▶ _Your assignment_
Your answer should consist of each line from the data below that contains "Respondió".

○ ○ ○ ○ ○ ○ ○

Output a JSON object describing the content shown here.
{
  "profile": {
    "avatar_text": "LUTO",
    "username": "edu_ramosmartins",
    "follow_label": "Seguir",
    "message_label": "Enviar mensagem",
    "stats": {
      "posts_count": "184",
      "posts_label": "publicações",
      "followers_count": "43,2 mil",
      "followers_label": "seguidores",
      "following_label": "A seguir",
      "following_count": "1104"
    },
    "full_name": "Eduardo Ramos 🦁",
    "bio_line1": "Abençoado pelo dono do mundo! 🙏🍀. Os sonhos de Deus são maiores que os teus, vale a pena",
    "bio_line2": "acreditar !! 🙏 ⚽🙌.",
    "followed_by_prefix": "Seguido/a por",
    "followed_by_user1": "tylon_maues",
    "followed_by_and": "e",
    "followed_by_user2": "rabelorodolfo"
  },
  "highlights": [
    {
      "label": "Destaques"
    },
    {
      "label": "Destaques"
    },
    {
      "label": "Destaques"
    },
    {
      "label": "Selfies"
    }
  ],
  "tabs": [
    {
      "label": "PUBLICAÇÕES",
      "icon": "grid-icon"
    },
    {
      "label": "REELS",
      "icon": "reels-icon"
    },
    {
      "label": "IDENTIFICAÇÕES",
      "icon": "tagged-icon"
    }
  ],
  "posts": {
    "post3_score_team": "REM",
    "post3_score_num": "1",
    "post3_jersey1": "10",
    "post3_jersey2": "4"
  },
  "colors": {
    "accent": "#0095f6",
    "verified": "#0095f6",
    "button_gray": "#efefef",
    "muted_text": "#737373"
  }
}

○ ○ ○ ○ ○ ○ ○

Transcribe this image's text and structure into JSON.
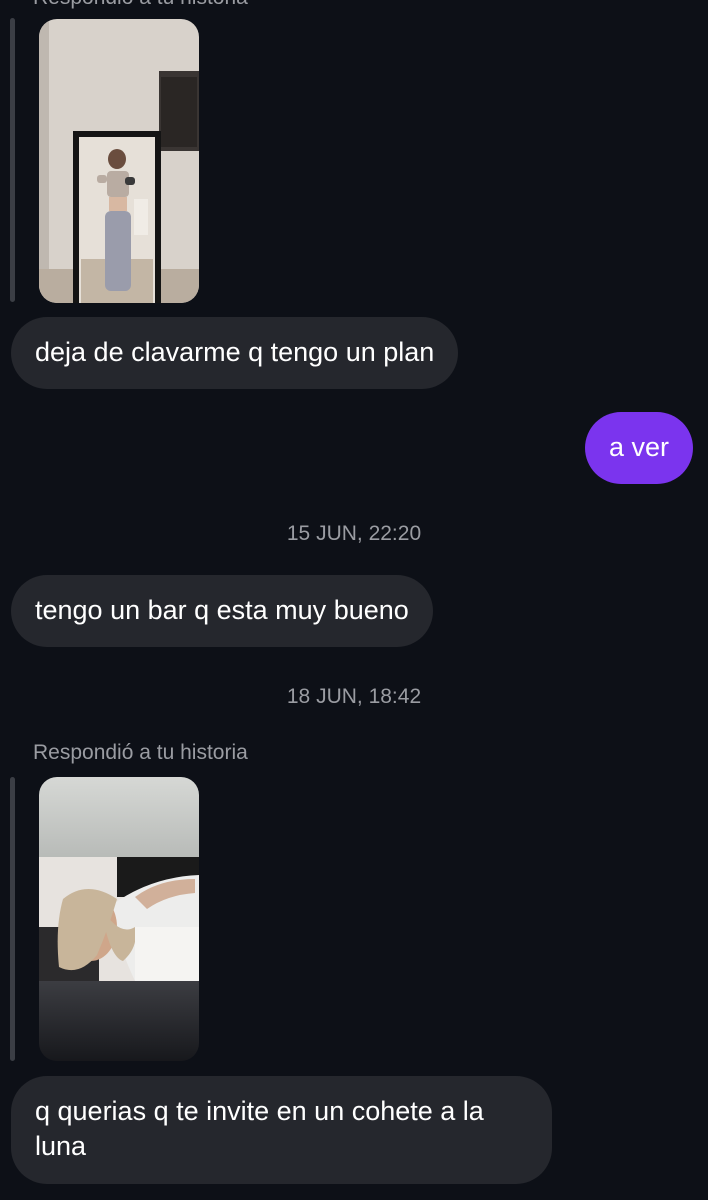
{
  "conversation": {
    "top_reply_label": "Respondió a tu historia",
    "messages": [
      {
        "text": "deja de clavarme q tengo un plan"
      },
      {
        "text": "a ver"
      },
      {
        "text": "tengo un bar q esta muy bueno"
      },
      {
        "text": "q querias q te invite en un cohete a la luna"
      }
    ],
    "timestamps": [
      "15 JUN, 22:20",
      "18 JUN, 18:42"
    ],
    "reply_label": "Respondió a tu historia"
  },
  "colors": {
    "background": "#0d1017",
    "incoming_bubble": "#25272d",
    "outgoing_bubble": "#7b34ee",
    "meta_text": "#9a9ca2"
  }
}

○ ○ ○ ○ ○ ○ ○

▶ _Exercise answer_
    "top_reply_label": "Respondió a tu historia",
    "reply_label": "Respondió a tu historia"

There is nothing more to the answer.